Yesterday, a signatures update pushed by AVG falsely labeled a critical Windows file as a banker malware, prompting the company to quickly fix the issue and issue a workaround, following end users complaints at its support forums.AVG's false positive causing downtime for Windows users is happening a week after Rising antivirus apologized to its customers for falsely detecting Outlook Express as malware leading to loss of emails, and yes, productivity too.
Yesterday, a signatures update pushed by AVG falsely labeled a critical Windows file as a banker malware, prompting the company to quickly fix the issue and issue a workaround, following end users complaints at its support forums.
"An update for the AVG virus scanner released yesterday contained an incorrect virus signature, which led it to think user32.dll contained the Trojan Horses PSW.Banker4.APSA or Generic9TBN. AVG then recommended deleting this file; this causes the affected systems to either stop booting or go into a continuous reboot cycle. So far, the problem only appears to affect Windows XP, but there is no guarantee that other versions of Windows don’t have the same issue."
"Unfortunately, the previous virus database might have detected the mentioned virus on legitimate files. We can confirm that it was a false alarm. We have immediately released a new virus update (270.9.0/1778) that removes the false positive detection on this file. Please update your AVG and check your files again.
We are sorry for the inconvenience and thank you for your help.
AVG Technical Support"
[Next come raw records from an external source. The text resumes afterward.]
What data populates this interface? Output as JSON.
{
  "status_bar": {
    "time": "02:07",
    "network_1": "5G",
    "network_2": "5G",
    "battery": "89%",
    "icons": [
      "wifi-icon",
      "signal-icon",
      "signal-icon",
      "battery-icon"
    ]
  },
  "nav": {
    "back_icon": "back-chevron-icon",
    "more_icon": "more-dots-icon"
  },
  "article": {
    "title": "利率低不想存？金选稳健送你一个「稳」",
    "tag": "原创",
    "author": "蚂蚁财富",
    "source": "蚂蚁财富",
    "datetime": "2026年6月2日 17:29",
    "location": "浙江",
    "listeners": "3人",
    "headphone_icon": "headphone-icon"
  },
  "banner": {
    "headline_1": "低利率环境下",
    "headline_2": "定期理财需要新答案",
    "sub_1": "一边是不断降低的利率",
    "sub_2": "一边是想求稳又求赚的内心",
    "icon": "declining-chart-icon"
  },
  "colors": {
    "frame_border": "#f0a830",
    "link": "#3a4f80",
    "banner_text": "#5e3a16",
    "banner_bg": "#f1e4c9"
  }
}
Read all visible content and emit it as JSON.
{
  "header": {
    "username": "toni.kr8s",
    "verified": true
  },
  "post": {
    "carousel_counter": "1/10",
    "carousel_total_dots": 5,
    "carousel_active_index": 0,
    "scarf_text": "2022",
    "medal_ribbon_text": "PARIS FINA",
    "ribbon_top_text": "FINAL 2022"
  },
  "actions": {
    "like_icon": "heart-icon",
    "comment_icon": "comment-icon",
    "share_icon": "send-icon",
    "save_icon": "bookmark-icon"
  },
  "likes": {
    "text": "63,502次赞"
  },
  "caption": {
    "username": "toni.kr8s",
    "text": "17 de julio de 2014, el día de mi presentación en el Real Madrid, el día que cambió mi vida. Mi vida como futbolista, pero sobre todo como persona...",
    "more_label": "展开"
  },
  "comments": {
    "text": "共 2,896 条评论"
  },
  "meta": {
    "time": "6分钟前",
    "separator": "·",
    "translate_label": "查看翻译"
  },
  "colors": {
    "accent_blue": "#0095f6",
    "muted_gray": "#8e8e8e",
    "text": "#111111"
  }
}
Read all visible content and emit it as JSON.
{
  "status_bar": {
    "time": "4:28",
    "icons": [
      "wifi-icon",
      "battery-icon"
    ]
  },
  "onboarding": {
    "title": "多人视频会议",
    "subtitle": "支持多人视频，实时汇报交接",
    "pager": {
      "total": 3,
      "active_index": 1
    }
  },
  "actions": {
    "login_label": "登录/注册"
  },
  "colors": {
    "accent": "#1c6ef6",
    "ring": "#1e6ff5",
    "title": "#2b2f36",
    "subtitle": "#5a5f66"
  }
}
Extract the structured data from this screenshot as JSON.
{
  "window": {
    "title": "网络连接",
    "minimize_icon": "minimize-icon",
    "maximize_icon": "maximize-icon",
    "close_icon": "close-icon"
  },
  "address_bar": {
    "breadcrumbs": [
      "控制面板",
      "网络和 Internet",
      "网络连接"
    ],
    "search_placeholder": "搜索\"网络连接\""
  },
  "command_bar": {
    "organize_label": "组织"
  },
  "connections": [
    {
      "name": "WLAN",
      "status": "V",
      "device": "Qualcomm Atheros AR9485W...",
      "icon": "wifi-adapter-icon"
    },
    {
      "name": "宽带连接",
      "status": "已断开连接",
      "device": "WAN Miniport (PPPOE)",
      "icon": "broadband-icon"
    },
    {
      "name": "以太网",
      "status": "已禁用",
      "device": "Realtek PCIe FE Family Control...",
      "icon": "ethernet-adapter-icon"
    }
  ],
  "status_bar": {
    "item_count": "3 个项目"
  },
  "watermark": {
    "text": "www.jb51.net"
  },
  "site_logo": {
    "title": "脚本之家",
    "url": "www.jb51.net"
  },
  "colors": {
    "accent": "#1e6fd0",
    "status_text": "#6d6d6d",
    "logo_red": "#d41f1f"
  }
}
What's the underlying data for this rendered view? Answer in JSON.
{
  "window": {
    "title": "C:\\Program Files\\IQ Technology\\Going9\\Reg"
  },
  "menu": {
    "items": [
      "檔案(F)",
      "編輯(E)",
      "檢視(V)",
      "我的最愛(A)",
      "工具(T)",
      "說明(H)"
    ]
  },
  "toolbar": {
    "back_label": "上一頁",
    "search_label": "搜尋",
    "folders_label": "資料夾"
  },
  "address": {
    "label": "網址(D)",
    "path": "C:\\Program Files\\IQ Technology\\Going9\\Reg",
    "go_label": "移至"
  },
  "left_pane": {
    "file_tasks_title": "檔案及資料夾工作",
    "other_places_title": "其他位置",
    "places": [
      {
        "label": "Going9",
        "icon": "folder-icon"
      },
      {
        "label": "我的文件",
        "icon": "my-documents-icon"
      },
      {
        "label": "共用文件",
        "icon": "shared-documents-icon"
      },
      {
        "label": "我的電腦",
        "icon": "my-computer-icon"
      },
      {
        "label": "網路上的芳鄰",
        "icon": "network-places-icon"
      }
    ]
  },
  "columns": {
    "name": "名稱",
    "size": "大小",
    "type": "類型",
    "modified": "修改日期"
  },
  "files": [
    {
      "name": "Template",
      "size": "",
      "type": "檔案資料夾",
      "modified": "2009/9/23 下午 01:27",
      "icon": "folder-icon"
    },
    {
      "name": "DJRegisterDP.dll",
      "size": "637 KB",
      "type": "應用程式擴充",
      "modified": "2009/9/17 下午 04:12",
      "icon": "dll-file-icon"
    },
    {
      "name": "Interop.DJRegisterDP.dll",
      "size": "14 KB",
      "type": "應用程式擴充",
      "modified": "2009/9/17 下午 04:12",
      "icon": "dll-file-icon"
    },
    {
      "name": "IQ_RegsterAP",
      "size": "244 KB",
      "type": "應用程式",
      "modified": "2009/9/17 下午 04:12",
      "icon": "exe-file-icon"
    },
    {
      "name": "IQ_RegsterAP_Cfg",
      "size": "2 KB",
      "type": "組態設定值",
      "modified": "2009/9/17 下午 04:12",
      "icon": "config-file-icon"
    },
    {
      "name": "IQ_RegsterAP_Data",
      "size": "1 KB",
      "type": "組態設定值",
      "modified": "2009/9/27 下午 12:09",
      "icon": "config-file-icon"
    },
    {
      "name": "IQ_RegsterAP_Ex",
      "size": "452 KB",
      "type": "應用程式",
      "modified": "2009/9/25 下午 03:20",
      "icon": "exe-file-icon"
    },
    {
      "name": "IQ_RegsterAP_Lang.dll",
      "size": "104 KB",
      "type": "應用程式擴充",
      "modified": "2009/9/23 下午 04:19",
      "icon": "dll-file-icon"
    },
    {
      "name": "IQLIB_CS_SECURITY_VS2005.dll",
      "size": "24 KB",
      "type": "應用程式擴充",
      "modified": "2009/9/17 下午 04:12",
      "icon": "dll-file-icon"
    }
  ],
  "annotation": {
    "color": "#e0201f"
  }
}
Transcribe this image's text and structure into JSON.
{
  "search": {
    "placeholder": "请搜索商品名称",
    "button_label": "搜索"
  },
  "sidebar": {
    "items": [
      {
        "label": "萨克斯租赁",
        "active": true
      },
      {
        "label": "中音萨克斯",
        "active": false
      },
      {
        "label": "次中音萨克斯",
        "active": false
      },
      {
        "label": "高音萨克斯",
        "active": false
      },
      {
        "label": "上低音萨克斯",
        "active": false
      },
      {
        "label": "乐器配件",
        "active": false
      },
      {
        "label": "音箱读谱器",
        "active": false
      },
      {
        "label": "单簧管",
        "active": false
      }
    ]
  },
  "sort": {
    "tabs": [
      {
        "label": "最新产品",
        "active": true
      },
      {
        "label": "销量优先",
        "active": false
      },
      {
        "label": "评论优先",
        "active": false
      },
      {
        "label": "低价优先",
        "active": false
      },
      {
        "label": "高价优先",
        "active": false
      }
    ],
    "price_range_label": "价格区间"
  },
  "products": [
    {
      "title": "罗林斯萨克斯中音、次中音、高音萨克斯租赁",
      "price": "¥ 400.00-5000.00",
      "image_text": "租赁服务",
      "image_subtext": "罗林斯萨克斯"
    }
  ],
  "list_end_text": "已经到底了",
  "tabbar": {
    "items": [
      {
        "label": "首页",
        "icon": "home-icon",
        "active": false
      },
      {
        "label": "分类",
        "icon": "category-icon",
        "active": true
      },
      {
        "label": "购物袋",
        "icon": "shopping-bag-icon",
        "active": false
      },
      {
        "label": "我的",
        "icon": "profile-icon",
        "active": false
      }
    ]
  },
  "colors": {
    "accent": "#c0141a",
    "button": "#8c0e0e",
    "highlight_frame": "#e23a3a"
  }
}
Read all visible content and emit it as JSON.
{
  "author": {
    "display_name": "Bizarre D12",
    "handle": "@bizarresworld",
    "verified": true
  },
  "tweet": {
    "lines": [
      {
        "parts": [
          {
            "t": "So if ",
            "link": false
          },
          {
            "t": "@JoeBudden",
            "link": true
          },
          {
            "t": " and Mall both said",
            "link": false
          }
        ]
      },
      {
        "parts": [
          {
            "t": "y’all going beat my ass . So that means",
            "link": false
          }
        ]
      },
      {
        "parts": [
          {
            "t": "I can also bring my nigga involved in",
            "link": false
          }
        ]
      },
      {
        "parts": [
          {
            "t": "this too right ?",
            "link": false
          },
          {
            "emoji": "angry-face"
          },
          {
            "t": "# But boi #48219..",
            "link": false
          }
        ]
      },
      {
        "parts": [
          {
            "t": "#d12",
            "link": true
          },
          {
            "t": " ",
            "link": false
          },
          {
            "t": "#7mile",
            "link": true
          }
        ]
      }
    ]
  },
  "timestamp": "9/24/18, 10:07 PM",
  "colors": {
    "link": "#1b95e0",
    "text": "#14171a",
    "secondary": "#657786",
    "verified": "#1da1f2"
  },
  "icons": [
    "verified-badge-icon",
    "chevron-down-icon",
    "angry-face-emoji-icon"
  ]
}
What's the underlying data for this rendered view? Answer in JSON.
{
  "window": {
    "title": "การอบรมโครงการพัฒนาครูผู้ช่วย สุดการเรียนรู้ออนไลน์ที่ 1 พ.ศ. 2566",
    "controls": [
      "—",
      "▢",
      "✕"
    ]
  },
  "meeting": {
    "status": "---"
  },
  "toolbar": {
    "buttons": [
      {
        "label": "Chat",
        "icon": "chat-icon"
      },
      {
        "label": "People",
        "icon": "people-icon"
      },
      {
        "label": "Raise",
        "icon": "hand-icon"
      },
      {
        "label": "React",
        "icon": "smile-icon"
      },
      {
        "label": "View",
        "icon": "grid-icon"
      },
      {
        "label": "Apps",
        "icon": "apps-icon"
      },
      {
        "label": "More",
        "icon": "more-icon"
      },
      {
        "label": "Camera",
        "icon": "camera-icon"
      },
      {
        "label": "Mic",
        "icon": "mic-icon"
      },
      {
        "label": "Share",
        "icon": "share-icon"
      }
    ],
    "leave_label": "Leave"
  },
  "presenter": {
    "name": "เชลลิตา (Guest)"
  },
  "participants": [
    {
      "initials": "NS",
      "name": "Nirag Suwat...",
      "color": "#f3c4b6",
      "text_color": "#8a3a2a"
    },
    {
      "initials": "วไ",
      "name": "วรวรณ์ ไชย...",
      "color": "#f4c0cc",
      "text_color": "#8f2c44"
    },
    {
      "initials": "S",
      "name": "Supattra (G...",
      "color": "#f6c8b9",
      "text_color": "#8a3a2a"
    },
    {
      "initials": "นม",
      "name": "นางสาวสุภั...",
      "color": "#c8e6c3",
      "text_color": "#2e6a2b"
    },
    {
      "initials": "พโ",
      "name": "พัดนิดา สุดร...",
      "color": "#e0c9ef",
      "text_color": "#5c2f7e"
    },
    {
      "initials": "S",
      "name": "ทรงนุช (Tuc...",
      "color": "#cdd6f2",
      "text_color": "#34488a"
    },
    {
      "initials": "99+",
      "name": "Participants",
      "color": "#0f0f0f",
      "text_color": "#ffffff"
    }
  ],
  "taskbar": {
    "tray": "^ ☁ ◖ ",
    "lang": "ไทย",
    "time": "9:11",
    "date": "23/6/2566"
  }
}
AVG and Rising aren't an exception to previous cases where components of Microsoft's Windows have been detected as false positives. In fact, in 2006 Microsoft's Anti-Spyware was detecting a competing solution as a piece of malware :